Farris and Dan Wilks, billionaires who have enriched themselves from the fracking frenzy in West Texas, made a “record-setting” $15 million contribution to the pro- Ted Cruz Super PAC Keep The Promise. This is the largest-known donation by any individuals in the 2016 race so far.
When billionaires can give so much money – recall that $15 million is the total that progressive candidate Bernie Sanders raised from hundreds of thousands of small donors – it should be no surprise that they will have influence over a politician's point of view.In early 2014, Cruz introduced his so-called American Energy Renaissance Act, which among other things curtailed the federal government's power to regulate fracking altogether while opening up more land and offshore territory to dirty energy exploration.
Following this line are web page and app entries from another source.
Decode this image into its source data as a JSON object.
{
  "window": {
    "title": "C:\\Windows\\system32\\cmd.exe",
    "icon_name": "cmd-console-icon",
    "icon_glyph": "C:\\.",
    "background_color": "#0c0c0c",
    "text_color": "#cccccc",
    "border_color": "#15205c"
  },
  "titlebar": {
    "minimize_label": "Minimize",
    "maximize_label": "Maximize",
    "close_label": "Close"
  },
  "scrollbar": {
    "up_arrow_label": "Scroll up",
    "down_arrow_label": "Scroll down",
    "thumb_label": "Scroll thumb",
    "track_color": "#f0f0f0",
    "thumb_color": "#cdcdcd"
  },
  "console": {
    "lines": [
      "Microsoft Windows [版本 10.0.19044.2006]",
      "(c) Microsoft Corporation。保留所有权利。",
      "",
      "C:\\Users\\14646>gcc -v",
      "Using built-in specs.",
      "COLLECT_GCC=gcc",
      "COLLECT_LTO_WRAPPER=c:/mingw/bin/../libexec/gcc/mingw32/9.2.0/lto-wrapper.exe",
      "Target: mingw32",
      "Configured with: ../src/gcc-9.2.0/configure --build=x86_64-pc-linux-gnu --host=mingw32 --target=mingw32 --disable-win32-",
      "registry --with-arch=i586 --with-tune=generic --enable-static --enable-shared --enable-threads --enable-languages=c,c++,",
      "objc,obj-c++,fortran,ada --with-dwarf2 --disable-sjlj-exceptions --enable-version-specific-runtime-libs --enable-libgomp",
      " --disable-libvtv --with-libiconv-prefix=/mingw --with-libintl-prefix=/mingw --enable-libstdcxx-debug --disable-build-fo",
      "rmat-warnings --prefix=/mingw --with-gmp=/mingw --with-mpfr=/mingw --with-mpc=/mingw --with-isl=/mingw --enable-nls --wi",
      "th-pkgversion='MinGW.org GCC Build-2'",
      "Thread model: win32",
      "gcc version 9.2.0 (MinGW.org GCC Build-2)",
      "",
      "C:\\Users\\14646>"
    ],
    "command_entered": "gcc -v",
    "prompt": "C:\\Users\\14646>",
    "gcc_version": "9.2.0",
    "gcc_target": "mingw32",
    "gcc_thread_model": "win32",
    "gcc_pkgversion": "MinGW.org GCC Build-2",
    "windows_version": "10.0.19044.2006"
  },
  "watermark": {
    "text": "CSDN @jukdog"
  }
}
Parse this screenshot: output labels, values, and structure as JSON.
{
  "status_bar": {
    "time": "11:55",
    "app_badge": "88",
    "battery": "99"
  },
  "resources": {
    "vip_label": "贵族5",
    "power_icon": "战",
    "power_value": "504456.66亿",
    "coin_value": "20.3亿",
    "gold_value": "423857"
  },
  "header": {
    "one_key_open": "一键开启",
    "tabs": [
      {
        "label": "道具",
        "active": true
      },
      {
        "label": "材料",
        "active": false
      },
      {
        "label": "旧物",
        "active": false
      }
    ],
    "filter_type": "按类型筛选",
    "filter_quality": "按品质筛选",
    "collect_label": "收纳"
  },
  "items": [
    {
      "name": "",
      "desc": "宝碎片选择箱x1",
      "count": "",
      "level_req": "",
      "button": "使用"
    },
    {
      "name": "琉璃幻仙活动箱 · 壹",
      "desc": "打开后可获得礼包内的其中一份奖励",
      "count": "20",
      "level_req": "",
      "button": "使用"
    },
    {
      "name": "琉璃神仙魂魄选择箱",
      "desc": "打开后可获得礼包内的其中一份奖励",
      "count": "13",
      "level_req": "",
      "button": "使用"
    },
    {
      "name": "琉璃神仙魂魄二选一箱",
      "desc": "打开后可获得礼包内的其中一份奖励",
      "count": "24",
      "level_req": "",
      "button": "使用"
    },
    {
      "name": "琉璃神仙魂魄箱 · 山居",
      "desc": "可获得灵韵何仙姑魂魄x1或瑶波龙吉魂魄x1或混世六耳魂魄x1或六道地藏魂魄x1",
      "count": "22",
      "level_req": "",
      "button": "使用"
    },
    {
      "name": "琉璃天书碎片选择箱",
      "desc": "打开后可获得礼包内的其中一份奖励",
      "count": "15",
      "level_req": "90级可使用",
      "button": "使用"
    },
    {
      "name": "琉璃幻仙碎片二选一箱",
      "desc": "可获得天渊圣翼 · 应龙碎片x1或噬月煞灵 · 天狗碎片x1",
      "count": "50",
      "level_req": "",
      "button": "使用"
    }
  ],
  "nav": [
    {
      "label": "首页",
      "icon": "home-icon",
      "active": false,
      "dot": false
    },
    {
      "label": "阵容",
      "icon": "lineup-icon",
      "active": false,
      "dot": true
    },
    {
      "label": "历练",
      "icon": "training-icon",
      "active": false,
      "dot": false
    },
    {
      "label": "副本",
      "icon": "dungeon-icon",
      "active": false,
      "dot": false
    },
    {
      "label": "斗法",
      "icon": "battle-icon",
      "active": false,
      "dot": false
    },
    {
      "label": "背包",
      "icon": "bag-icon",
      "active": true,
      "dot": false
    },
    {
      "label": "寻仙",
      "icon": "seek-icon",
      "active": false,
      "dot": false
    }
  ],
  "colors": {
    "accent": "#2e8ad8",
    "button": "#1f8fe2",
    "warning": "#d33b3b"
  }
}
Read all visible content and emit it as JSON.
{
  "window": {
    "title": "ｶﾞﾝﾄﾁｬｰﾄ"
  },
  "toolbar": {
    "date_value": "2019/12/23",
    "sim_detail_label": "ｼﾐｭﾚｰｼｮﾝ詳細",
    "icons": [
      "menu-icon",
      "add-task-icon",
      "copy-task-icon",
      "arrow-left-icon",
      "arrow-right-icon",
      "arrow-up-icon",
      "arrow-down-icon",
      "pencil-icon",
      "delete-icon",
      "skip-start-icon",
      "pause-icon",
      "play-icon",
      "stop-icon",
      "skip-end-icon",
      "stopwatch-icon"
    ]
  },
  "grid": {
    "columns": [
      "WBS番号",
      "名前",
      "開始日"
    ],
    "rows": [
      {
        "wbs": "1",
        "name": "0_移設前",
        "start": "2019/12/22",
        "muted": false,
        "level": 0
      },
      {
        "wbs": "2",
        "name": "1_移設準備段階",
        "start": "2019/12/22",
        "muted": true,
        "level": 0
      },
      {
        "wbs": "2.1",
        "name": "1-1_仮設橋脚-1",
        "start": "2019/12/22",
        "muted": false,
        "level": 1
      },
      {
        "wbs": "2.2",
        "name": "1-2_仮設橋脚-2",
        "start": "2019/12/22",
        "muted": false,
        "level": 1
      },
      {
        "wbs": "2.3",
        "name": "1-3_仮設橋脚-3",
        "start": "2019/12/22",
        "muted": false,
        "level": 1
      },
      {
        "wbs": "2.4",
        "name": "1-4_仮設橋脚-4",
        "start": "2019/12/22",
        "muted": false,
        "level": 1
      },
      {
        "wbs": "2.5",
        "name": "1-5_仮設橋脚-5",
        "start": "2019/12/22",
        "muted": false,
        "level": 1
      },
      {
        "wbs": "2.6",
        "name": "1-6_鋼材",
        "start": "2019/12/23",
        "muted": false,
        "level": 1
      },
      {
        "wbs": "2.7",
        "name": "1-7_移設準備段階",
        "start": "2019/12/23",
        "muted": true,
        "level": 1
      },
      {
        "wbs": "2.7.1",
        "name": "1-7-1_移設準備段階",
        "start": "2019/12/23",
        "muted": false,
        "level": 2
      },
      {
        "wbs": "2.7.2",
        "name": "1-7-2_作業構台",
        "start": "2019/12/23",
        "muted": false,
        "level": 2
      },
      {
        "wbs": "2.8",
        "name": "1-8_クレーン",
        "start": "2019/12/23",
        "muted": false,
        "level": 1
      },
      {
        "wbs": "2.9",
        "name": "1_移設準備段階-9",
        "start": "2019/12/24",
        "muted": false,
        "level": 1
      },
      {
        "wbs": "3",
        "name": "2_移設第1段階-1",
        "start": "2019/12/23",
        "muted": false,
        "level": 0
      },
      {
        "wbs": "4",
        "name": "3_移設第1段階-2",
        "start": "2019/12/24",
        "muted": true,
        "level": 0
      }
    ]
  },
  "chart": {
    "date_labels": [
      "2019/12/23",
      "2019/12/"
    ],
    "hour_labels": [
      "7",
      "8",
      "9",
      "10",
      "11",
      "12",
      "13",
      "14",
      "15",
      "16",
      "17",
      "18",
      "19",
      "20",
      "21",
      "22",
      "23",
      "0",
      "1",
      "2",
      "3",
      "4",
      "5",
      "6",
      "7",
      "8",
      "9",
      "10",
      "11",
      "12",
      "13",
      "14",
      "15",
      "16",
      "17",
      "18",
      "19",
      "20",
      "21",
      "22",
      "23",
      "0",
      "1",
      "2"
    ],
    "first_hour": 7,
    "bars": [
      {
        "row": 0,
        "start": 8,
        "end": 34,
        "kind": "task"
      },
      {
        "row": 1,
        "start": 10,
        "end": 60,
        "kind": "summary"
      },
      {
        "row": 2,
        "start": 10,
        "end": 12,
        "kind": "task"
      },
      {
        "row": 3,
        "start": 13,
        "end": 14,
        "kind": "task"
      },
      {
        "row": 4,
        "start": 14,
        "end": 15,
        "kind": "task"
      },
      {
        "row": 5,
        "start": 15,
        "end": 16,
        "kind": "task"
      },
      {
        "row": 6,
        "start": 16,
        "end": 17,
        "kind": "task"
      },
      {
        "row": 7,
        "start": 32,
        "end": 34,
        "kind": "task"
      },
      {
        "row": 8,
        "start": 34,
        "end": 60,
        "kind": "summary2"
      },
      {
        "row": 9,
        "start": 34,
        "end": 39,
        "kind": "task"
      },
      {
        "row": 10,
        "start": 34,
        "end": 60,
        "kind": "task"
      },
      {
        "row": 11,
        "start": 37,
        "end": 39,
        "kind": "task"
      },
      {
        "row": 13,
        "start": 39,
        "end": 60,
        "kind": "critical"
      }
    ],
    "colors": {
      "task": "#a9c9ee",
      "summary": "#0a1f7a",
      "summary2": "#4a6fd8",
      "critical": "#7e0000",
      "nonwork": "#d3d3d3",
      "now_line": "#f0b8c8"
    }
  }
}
He appeared at the Heritage Foundation's 501(c)4 wing, Heritage Action, to promote his bill. Rather than engage seriously in the debate over fracking, which would involve taking note of environmental and safety concerns, Cruz sung the gospel of the process. He called the fracking boom a “providential blessing,” literally applying messianic language to the process. Cruz also praised Pennsylvania for its embrace of fracking in the Marcellus shale, and condemned New York for its cautiousness on the process.
The Wilks brothers are in a way the perfect funders for Cruz. Not only do they make their fortune off of fracking that the senator has embraced, but they are heavily courting the Christian Right, which is an ally Cruz is seeking in the upcoming primary. They fund a network of anti-gay and anti-Muslim organizations, as well as home school networks and right-wing think tanks.
“The Wilks brothers worry that America's declining morals will especially hurt the young generation, so they're using the riches the Lord has blessed them with to back specific goals,” gushed the Christian Broadcasting Network's David Brody in 2013.
That quote may reveal more about the philosophy underpinning the alliance between the Christian Right and dirty energy than Brody realized. Old-school Christian asceticism and concern for the poor and the earth has been replaced by worshiping at the altar of the fracking rig